It is also spectacularly bad for our sex lives. When we don't understand our bodies, when we don't know what does what, and we're not prepared to play because that's a taboo area, when we can't get research money on women's sexuality because it's not interesting or respectable enough, when we just treat everything with "relax and use more lube!"; this doesn't work. Our bodies are used to give the viewers pleasure, to be desirable, to be sexy. But what makes US feel pleasure, what do WE desire, when do WE feel sexy?

And this is why I got totally side-tracked intermittently for two months on developing an erotic print of women in flowers self-pleasuring.


Original artwork by Miguel Garcia


Because it shouldn't be a radical act to know your own body and what makes you feel good, but it is.

This turned out to be surprisingly complicated. Firstly, art work doesn't always translate to print. I really wanted to use the sketch above, by Miguel, but it didn't work on fabric. The flowers came out too blocky and we lost the fine lines on the woman.

Secondly, I have to make money (I know, it's very boring), so it has to be KMD but not totally put people off. Which meant part of the issue with the above is the art style has to match the V-wire bra and girdle or it all looks a bit off.

Thirdly, the two graphics people I worked with were quite young and I ended up spending quite some time explaining things like "male gaze" and "women masturbate differently in porn than they do in real life - in fact every woman will have her own preferred technique or variation", which was awkward even by my standards, though they seem to have survived unscathed! Louise was also adorably conscientious in chasing me up when my M.E had gotten the better of me, for which I will be eternally grateful.

The final print by Louise Strudwick.

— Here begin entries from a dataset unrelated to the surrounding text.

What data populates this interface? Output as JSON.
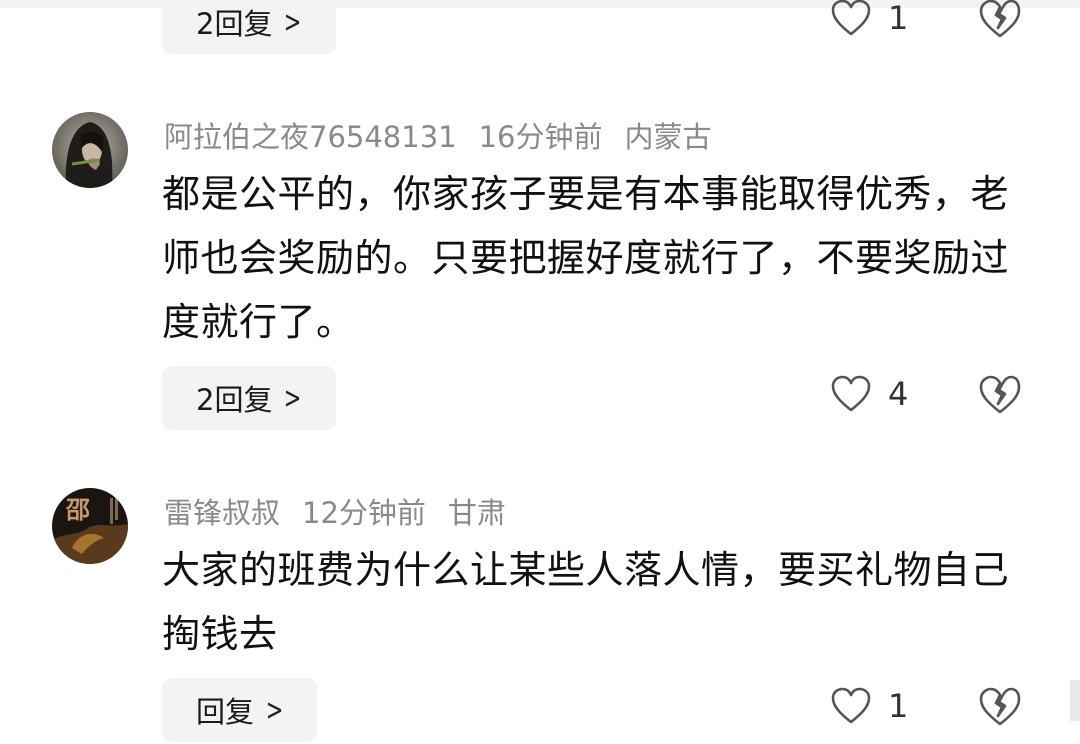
{
  "top_item": {
    "reply_label": "2回复",
    "like_count": "1"
  },
  "comments": [
    {
      "username": "阿拉伯之夜76548131",
      "time": "16分钟前",
      "location": "内蒙古",
      "text": "都是公平的，你家孩子要是有本事能取得优秀，老师也会奖励的。只要把握好度就行了，不要奖励过度就行了。",
      "reply_label": "2回复",
      "like_count": "4"
    },
    {
      "username": "雷锋叔叔",
      "time": "12分钟前",
      "location": "甘肃",
      "text": "大家的班费为什么让某些人落人情，要买礼物自己掏钱去",
      "reply_label": "回复",
      "like_count": "1"
    }
  ],
  "icons": {
    "like": "heart-outline-icon",
    "dislike": "broken-heart-icon",
    "reply_arrow": "chevron-right-icon"
  },
  "colors": {
    "meta_text": "#8a8a8a",
    "button_bg": "#f2f3f5",
    "body_text": "#111111"
  }
}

Oh, and I'm really picky about what shades of red I am prepared to accept and drove the factory totally potty about it all, basically. I'm still pestering them intermittently about it all being cut the right way up and the lycra content. Plus naming it was a group effort; there was a big vote wanted "tits'n'tulips" but as it involves no tulips I nixed that. "Klittering" is a Swedish word suggested by a Swedish-heritage British Deadly (huge KMD fan) and well, you can probably figure out where I went from there.

I sincerely hope you like it because I've got more of the fabric than I need for this set, For Reasons. It's on the Kickstarter now with all sorts of goodies, will be with us by January, probably, and you can see me nattering to Karolina about vintage bras and print techniques and wires, whilst wearing the full bust version, here.

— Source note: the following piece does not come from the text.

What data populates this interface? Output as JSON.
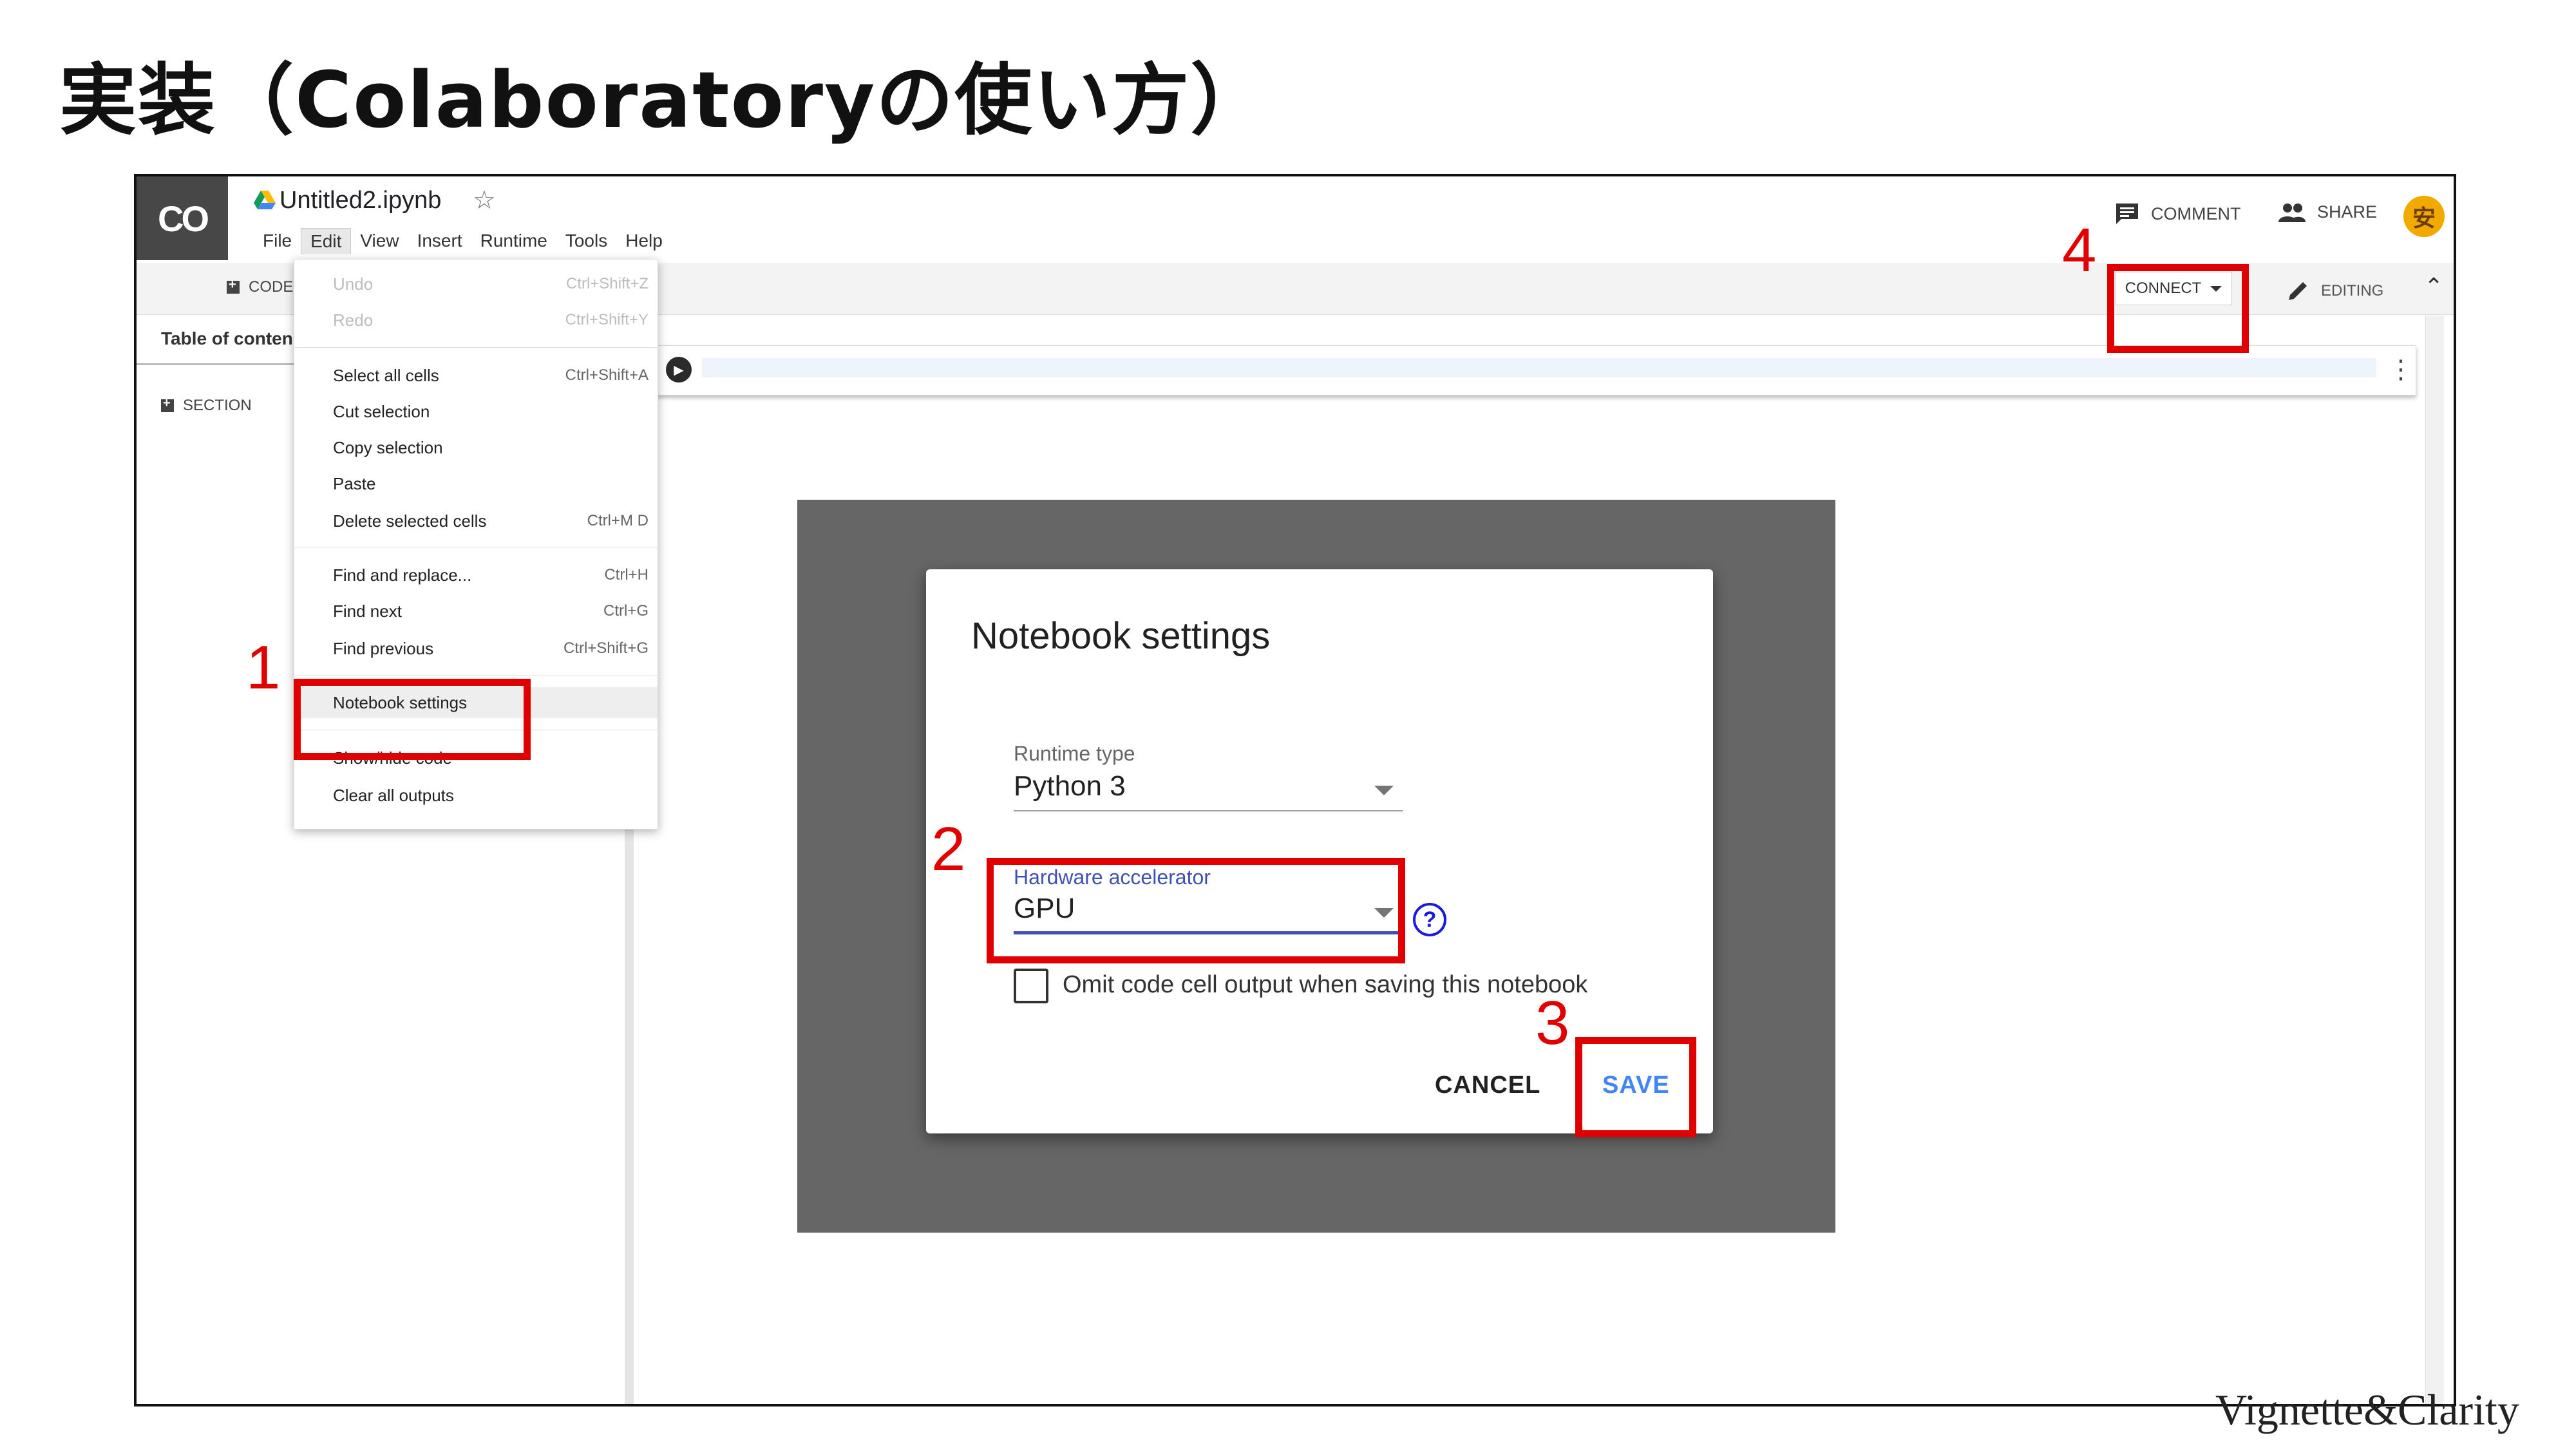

Tea but no biscuits; Karolina and Catherine talk bras and wires and kickstarters. from Kiss Me Deadly on Vimeo.

If you would like to know more about any of the issues here, I'd recommend clicking all of the links. Go wild, click them all, go on!
My favourites are probably The Guardian's series on vagina issues, and this episode from that wonderful institution, the World Service, which is forever throwing up surprising and informative bits of radio. I believe, because it's the World Service, you can listen to it from anywhere, but I could be wrong. Even if you don't have vulval pain, I heartily suggest the excellent guide "Smears without Tears" from the Vulval Pain Society (who are always in need of funding, by the way), because lots of us hate having them and they could be done better.

If you're like "Wait, what, you're really ill and stuff?", I wrote about what that's like here a few years back.

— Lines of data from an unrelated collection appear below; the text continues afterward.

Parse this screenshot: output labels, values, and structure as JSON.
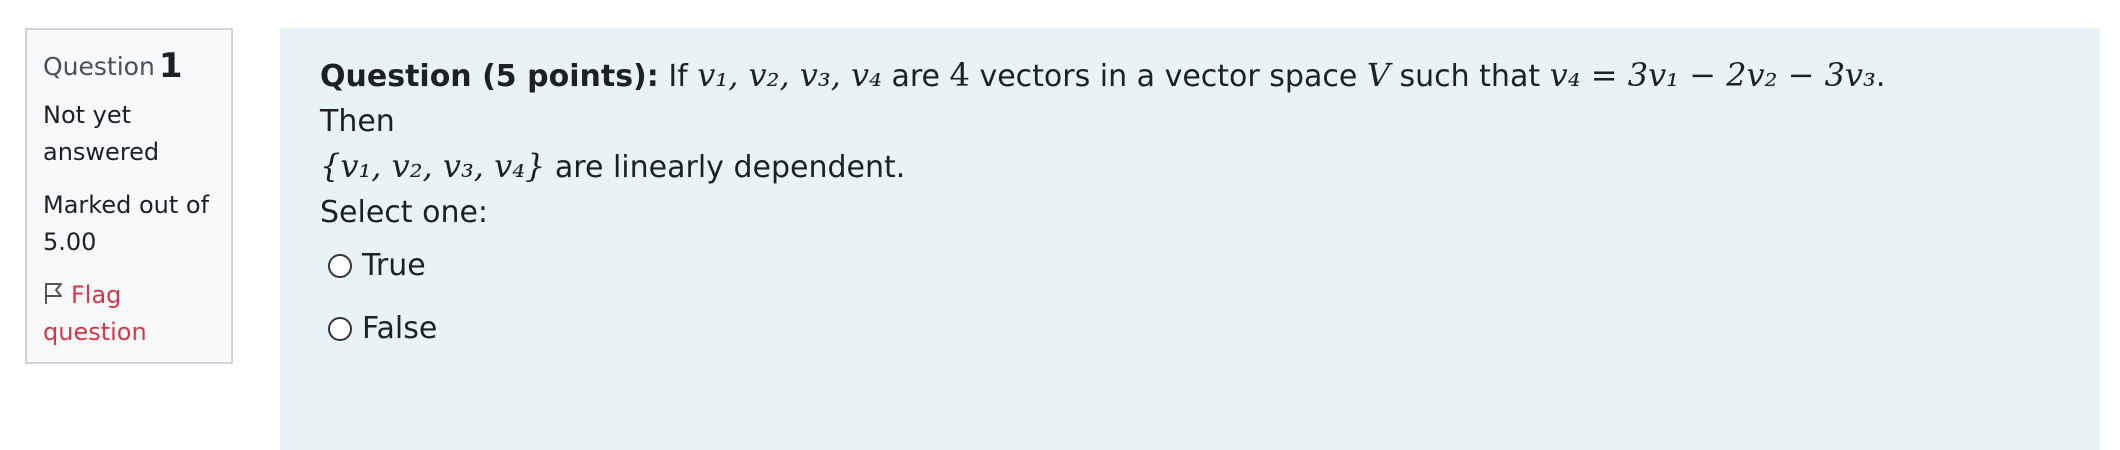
{
  "info": {
    "question_word": "Question",
    "question_number": "1",
    "state": "Not yet answered",
    "grade": "Marked out of 5.00",
    "flag_label": "Flag question",
    "flag_icon": "flag-icon"
  },
  "question": {
    "lead": "Question (5 points):",
    "text_if": "If",
    "vectors": "v₁, v₂, v₃, v₄",
    "text_are": "are",
    "count": "4",
    "text_vectors_in": "vectors in a vector space",
    "space": "V",
    "text_such_that": "such that",
    "equation": "v₄ = 3v₁ − 2v₂ − 3v₃",
    "text_then": ". Then",
    "set": "{v₁, v₂, v₃, v₄}",
    "text_conclusion": "are linearly dependent."
  },
  "answer": {
    "prompt": "Select one:",
    "options": [
      {
        "label": "True",
        "selected": false
      },
      {
        "label": "False",
        "selected": false
      }
    ]
  },
  "colors": {
    "content_bg": "#e7f3f5",
    "info_bg": "#f8f9fa",
    "flag": "#d63646"
  }
}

Be well, and enjoy your bodies. There's not much else you'll keep for the whole of your life so it's worth getting to know them. Or, to paraphrase RuPaul, If you can't love yourself, how in the hell you gonna communicate to someone else better about how to do it? If everyone could write their own instruction manual, life would be so much easier.

*Also, for once I am using gendered language, but I'm mostly speaking to my experience of growing up with ladyparts here, so anything else seemed a little odd.